(INFORMATION GIVEN):
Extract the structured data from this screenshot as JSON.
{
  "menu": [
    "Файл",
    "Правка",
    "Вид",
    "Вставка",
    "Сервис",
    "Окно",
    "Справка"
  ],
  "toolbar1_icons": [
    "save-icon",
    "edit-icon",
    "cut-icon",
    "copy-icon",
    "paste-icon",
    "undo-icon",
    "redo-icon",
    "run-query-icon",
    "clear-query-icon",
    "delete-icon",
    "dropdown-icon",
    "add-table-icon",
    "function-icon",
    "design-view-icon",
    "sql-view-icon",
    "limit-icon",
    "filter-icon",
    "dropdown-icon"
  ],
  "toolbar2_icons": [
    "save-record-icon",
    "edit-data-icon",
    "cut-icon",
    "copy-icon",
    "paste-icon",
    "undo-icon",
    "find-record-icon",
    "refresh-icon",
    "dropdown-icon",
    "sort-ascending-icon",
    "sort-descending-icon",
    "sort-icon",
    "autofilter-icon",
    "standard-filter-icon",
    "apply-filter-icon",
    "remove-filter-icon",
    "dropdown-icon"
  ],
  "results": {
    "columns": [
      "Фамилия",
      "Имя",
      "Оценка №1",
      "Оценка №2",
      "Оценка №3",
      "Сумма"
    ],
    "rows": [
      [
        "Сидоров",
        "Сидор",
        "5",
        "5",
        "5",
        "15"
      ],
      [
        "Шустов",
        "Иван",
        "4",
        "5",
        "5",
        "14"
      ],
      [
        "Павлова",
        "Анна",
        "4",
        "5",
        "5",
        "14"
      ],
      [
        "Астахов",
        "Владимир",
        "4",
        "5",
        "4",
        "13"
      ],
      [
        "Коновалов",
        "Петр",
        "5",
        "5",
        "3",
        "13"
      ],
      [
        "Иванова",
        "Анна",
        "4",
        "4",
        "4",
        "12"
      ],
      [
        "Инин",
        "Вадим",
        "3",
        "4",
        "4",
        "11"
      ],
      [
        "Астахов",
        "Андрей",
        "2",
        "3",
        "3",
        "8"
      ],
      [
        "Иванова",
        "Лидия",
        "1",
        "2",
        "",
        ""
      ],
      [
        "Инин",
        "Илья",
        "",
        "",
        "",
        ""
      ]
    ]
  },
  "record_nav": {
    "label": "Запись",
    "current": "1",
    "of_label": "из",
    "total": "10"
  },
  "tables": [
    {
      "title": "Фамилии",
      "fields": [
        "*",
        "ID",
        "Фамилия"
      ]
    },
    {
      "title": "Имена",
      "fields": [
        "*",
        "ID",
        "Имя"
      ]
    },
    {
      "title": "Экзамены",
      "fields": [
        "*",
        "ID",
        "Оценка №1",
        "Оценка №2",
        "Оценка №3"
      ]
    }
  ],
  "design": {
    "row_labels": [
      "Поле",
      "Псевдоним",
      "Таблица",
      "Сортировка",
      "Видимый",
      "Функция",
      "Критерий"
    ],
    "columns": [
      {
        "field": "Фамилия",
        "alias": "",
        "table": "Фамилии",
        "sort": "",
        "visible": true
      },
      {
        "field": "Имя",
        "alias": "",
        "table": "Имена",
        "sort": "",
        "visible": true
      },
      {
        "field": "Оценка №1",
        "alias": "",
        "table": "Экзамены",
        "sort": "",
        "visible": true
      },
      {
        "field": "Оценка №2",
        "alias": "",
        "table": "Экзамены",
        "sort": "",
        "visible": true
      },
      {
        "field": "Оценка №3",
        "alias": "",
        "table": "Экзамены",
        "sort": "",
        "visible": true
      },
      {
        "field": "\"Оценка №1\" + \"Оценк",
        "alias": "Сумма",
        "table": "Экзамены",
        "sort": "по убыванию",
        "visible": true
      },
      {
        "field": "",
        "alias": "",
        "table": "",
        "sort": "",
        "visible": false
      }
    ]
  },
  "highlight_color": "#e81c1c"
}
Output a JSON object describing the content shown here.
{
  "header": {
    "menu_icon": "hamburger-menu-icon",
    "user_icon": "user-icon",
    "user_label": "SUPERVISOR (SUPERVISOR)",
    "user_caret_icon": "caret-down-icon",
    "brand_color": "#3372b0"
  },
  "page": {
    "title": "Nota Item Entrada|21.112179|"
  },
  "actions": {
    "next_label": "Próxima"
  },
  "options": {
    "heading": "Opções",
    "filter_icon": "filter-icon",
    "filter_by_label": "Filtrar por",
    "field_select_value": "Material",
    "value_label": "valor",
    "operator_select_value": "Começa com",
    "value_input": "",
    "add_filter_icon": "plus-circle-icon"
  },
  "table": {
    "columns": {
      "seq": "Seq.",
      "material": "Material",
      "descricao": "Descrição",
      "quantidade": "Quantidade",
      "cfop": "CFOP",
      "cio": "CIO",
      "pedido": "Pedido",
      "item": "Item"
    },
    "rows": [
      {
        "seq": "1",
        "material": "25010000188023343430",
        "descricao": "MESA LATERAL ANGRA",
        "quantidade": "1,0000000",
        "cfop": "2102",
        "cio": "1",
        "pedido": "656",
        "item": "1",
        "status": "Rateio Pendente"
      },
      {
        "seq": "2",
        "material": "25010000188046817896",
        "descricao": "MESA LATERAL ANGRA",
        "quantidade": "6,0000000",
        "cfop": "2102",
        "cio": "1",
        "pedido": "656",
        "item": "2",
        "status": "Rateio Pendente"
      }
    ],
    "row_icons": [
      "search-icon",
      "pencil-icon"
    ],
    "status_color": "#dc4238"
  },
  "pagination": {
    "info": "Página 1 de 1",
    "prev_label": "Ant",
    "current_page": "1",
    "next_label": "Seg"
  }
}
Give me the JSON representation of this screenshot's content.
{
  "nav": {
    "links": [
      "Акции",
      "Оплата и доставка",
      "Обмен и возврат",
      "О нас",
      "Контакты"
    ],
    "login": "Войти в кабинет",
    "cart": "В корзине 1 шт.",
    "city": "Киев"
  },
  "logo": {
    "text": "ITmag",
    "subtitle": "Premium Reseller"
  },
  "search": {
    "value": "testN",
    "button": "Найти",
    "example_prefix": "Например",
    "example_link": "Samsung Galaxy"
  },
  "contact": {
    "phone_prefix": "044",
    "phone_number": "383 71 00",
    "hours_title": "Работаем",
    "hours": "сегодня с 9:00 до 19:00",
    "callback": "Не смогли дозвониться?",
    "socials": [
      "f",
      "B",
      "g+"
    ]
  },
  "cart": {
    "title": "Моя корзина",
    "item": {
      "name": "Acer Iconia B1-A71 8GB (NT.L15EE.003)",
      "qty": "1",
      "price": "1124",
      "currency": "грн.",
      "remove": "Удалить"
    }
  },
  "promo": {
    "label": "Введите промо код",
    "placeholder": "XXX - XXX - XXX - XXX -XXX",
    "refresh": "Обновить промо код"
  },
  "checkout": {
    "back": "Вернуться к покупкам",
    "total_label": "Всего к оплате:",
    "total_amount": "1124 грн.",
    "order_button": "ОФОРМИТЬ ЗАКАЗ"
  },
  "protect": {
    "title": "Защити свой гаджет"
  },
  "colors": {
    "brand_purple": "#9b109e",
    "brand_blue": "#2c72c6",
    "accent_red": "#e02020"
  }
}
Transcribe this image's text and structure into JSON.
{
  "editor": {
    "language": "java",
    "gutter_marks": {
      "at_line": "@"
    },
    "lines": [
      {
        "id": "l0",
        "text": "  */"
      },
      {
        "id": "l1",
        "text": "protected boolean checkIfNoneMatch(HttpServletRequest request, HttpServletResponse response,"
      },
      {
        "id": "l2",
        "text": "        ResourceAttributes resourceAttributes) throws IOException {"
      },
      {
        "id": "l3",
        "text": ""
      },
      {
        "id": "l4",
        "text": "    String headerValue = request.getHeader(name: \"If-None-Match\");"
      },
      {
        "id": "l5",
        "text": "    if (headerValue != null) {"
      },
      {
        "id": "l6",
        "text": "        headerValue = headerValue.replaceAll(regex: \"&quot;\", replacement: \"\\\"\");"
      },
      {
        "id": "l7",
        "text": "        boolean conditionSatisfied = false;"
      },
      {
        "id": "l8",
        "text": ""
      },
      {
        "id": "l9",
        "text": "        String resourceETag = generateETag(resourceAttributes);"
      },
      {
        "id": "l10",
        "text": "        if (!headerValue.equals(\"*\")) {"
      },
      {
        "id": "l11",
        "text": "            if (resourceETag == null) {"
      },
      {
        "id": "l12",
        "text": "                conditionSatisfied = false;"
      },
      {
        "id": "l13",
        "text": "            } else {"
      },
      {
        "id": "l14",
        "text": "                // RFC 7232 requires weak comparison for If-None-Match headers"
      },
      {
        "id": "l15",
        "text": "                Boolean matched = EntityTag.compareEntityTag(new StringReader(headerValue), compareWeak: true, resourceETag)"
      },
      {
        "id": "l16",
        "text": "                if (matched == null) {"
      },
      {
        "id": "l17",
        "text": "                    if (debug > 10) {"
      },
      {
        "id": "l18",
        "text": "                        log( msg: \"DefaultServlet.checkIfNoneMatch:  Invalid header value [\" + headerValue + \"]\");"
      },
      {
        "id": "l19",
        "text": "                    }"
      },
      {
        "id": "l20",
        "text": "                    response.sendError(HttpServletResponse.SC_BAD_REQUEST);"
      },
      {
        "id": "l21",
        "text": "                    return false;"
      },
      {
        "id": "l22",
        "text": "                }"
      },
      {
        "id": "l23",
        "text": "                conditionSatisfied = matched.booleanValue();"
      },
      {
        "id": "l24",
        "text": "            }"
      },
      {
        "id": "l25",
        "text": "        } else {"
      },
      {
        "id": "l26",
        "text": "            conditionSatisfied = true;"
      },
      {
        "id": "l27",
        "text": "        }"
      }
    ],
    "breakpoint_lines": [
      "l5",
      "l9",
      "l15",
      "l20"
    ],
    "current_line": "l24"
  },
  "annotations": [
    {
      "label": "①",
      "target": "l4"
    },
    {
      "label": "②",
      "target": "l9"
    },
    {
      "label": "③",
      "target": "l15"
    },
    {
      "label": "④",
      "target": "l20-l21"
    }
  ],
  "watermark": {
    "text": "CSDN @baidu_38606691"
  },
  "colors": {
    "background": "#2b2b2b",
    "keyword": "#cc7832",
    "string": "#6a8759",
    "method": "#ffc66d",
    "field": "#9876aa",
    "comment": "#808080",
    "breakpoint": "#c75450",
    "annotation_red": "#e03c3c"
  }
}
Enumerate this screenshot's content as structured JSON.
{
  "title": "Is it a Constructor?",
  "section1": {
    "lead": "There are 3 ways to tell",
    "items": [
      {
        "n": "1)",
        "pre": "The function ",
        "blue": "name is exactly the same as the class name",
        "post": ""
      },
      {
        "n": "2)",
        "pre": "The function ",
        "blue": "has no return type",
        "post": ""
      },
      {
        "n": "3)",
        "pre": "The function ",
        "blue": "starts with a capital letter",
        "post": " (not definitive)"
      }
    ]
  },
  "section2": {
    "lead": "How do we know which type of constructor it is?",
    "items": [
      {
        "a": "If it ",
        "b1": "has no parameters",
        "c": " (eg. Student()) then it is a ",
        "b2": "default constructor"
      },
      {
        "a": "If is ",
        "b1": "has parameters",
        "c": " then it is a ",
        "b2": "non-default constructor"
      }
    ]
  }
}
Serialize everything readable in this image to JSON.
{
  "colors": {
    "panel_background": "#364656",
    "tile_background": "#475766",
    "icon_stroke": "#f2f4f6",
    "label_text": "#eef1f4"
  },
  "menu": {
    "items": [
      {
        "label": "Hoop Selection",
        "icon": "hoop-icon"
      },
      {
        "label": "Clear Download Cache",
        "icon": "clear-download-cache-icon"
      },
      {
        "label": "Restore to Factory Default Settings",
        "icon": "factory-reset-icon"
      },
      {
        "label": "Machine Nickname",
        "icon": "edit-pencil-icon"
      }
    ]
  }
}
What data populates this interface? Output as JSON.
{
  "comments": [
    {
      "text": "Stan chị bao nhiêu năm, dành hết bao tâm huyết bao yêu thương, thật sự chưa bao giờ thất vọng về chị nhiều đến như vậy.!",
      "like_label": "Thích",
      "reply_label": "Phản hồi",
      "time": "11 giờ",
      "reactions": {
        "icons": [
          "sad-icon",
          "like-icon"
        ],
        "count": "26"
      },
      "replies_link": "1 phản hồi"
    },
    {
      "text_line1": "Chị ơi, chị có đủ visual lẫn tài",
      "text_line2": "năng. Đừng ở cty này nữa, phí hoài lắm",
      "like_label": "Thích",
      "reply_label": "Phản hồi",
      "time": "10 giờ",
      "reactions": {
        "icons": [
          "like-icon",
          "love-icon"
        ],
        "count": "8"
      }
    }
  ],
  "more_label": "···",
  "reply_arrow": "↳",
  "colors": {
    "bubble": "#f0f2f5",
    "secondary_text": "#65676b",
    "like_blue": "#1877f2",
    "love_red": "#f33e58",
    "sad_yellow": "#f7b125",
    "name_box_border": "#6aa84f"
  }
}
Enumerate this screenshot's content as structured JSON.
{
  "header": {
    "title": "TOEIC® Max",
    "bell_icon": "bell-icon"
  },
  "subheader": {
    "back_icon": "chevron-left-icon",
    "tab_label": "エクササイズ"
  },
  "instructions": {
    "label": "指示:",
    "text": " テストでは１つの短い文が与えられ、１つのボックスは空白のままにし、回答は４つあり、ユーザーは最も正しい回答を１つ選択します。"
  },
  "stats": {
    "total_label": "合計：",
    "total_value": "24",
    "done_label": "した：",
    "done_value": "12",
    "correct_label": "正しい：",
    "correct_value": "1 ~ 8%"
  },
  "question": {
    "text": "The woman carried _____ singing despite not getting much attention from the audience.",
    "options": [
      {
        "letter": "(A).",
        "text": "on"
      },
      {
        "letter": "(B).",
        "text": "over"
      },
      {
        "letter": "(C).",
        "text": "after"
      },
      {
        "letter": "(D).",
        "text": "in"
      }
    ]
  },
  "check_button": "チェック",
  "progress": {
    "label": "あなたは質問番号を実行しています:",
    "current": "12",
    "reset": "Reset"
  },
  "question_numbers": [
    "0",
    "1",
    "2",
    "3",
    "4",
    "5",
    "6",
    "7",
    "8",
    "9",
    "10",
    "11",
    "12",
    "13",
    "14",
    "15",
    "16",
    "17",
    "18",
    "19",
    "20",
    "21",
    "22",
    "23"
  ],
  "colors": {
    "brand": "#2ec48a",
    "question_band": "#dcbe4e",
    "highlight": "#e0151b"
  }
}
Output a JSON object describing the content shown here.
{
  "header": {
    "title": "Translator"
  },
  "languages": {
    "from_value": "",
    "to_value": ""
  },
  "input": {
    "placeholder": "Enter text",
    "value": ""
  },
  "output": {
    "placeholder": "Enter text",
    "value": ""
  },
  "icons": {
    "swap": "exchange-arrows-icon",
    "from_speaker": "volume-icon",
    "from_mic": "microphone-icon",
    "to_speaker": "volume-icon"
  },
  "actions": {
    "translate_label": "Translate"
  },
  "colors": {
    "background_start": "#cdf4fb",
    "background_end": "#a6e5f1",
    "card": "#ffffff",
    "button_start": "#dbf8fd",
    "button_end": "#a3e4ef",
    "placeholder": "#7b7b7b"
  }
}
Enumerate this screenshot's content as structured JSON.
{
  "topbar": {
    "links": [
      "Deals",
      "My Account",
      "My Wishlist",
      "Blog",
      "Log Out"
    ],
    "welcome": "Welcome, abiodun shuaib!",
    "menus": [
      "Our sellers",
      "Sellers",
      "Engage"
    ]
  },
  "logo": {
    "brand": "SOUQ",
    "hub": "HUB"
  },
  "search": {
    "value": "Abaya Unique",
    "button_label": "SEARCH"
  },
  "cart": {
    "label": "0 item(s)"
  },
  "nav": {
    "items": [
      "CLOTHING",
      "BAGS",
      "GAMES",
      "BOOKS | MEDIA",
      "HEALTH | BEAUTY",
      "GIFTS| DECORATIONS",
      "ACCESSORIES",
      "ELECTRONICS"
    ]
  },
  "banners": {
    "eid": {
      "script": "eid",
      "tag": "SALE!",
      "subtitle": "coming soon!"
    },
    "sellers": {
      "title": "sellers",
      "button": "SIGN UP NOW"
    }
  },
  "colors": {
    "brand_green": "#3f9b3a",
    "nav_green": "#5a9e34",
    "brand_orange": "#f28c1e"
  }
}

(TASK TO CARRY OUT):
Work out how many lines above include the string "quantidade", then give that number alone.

(ANSWER TO THIS TASK):
3